Improving the military UX
Noah Firth on giving service members and their families a more friendly user experience, and how his team recruits and measures success.
In this interview from O’Reilly Foo Camp 2019, Noah Firth, director at the Air Force Digital Service, talks about the challenges of making the US military more user-friendly, the unique recruiting parameters for team members, and the success metrics that guide his team.
Highlights from this interview include:
Firth’s team’s main focus is on how technology can be used to improve the lives of US military service members and their families. He describes the significance of a large project they’re wrapping up, move.mil. “Military service members have to move every two to four years, and the system that was enabling those moves was generally hostile toward the user experience. We’re working to use modern technologies to implement a new-and-improved system to schedule the moves to allow service members’ spouses and family members to be active participants in figuring out how they’re going to uproot their lives and move across the country or around the world.” (00:02)
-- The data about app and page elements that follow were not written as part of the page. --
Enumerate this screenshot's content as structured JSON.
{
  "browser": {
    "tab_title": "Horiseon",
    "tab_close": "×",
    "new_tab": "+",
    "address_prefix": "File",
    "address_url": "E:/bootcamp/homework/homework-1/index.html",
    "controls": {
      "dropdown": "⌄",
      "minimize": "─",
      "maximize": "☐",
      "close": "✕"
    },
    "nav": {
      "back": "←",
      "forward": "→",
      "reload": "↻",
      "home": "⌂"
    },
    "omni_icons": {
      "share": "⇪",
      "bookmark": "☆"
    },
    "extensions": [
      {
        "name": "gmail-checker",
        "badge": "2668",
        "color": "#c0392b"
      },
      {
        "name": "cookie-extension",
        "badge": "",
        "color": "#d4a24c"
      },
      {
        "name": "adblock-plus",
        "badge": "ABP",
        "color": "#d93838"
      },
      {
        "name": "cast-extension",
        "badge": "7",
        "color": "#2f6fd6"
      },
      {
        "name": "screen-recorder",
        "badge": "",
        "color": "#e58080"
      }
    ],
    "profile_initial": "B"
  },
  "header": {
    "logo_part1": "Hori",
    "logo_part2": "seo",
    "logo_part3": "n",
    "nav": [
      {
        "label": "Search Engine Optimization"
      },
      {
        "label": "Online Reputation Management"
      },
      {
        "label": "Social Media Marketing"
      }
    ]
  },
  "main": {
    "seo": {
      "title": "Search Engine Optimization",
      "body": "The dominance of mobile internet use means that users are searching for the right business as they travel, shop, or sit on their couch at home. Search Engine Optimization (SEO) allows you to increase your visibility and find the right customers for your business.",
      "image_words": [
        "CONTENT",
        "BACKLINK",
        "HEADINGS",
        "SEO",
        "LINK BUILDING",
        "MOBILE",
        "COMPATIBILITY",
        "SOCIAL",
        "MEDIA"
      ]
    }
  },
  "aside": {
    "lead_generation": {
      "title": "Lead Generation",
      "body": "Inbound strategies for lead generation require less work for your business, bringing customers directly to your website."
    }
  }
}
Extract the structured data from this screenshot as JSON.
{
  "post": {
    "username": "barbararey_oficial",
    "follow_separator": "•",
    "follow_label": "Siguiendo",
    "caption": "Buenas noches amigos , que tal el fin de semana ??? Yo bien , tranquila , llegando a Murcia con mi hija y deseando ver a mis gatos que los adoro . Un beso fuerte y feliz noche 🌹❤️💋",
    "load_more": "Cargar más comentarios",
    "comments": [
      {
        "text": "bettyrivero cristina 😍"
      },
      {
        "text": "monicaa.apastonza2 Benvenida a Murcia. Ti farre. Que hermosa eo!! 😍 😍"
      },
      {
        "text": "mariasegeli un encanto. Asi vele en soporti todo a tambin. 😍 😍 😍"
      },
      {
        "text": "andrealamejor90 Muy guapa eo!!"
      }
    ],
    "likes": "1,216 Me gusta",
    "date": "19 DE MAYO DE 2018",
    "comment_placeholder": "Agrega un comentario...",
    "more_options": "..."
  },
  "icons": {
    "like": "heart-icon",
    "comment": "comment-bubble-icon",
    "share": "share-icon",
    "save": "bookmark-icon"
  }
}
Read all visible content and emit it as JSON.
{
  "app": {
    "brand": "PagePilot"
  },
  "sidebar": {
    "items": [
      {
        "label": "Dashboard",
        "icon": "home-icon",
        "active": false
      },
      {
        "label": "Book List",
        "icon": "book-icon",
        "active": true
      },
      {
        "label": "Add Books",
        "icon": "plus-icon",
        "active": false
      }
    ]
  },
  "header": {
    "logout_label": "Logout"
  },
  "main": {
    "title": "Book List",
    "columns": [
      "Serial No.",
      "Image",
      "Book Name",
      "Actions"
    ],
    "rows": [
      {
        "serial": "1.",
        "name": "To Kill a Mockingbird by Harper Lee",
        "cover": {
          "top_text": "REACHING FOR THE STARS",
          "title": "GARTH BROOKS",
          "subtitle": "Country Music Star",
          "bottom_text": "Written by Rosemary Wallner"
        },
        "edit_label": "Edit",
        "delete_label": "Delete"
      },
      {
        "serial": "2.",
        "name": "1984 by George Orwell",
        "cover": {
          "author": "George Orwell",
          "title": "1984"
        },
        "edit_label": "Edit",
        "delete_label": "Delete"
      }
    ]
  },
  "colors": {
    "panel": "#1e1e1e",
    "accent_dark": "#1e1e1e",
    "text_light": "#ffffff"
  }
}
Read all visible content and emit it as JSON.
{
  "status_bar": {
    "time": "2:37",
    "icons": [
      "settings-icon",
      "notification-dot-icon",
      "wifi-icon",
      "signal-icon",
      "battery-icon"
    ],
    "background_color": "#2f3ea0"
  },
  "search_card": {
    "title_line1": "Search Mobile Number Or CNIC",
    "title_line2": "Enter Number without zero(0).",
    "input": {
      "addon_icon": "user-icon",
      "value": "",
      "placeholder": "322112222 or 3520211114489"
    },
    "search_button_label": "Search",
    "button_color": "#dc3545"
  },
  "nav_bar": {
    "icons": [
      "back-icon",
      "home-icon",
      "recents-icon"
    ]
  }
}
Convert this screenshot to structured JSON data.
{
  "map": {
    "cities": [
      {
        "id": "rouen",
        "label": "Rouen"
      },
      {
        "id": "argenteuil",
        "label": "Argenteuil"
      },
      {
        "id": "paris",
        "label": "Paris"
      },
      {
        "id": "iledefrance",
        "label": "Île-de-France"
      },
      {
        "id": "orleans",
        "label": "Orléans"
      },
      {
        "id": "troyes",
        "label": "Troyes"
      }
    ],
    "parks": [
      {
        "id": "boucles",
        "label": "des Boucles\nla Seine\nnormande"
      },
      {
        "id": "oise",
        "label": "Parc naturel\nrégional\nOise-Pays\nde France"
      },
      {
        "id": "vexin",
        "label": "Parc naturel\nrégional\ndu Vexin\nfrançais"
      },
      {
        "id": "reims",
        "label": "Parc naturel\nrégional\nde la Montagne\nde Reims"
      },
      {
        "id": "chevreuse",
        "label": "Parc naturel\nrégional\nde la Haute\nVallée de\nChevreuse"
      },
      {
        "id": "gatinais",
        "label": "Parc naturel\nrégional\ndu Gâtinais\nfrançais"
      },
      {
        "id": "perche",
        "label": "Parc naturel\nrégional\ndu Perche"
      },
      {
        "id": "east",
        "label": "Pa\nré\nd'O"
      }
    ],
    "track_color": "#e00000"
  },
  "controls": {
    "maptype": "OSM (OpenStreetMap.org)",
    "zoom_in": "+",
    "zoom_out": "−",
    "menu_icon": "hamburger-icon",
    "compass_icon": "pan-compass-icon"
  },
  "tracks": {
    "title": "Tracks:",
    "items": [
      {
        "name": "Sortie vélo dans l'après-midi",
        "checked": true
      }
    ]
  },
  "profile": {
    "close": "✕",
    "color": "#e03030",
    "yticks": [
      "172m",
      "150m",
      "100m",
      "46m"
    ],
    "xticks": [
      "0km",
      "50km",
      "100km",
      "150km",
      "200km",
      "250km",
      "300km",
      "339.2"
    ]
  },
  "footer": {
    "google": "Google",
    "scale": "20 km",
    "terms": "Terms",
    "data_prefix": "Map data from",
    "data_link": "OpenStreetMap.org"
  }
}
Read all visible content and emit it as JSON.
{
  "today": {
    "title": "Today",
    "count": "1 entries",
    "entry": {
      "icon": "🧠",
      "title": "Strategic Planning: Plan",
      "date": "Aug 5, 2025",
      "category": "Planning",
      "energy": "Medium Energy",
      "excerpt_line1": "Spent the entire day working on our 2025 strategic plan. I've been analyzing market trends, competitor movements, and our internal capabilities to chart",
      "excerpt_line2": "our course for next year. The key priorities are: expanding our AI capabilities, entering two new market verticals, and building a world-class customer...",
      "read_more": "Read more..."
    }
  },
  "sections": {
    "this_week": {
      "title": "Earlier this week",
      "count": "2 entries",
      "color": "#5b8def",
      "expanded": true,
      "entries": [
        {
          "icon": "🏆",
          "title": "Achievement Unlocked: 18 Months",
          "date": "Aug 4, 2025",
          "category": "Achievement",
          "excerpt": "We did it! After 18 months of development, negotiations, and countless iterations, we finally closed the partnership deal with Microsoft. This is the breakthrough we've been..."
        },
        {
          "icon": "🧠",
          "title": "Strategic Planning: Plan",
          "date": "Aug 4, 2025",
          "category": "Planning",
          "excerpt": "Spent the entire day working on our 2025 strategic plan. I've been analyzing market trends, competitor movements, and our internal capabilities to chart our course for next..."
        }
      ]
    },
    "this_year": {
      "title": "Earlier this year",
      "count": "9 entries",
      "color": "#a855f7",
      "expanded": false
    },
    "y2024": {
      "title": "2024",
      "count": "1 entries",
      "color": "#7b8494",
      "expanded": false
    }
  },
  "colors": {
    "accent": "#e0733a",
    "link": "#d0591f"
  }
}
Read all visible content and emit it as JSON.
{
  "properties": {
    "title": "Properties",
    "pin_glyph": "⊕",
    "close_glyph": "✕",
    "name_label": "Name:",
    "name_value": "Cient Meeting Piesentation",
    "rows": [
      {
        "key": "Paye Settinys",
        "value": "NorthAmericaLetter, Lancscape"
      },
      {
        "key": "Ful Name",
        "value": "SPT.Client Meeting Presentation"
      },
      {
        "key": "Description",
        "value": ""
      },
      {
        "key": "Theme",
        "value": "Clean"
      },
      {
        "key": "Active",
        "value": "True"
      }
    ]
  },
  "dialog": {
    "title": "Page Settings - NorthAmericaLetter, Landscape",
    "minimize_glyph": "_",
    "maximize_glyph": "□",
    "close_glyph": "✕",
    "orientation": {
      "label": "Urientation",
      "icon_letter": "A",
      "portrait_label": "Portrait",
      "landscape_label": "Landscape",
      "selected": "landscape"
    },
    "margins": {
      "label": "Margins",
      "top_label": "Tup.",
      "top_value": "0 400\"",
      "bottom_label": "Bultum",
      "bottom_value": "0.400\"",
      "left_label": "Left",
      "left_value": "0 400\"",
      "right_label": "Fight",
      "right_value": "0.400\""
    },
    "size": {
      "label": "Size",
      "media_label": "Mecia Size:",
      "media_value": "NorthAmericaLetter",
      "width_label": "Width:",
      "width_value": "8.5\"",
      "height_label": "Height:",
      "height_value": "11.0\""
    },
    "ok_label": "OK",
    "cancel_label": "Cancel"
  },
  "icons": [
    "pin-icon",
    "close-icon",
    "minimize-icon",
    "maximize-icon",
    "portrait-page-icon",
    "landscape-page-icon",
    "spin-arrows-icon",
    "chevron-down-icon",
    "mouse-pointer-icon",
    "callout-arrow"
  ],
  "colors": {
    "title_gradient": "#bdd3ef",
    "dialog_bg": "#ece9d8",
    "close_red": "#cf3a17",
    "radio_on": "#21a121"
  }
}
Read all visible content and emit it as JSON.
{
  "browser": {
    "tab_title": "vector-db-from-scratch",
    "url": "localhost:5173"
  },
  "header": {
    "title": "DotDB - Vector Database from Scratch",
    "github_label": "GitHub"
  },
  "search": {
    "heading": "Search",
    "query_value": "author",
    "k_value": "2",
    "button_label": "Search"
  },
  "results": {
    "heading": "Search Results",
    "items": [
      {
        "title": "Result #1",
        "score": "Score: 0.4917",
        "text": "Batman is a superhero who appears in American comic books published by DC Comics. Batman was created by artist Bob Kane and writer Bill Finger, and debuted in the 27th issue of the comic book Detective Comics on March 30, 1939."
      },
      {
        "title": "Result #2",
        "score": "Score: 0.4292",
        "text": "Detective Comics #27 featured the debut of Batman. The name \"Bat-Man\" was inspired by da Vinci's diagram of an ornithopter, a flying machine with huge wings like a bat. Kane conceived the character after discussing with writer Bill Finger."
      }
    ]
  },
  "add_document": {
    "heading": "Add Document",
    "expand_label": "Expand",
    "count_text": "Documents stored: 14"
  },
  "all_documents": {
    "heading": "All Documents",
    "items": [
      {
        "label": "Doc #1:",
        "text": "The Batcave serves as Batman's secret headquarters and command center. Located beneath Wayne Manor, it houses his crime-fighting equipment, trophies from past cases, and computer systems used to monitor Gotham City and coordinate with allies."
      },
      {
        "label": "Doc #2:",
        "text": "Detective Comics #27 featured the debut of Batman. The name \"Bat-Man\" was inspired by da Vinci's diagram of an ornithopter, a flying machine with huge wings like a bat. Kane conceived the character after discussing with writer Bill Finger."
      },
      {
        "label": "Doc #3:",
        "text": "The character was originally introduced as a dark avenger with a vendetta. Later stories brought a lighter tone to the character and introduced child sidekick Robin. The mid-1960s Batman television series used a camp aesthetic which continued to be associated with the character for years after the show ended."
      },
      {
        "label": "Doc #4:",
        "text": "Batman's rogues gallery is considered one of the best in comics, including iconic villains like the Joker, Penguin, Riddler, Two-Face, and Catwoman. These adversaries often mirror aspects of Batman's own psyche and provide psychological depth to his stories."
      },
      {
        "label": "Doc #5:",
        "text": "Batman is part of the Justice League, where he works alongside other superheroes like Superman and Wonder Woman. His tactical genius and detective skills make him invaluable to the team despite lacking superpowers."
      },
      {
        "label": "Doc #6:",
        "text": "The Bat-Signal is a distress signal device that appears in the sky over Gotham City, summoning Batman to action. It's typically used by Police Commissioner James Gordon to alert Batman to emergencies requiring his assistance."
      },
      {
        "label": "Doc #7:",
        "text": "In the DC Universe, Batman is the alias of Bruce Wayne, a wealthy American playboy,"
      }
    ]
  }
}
Recruiting is a challenge for any organization, but it’s particularly quirky for teams working with government organizations, Firth explains. He looks for folks who are not only at the top of their fields, but for those able to maneuver around the frustrations of slow-moving bureaucracy. “We have what we call core competencies—questions we ask and things we look for to determine whether or not someone’s going to be a good fit in our organization. … Some of those things that we call ’emotional quotient’ are as important if not more so than some of the technical quotient things we’re looking for. … We have to go through an enormous amount of validation of a person’s prior experiences, but then also a validation of them as a human. It gives us the ability to do the whole person concept, to make sure that, as we have a small team and we have to maintain a small team, we can work to make that small team work well together.” (00:57)
One might think it wouldn’t be difficult, Firth notes, but one of the main success metrics he uses is whether or not they can convince others that technology can make their lives better. Also in Firth’s case, the military leadership he deals with turns over every two to four years; all around, he’s on a “constant education campaign.” Firth outlines how he measures overall success: “Have we made the user’s life better? Have we used technology to do so in a way that appreciates (1) the capability of the technology, but also (2), the capability of the people who are implementing that technology and will have to do so long term? Then (3), have we walked away leaving behind us a legacy of creating that understanding of what technology could be used for?” (03:18)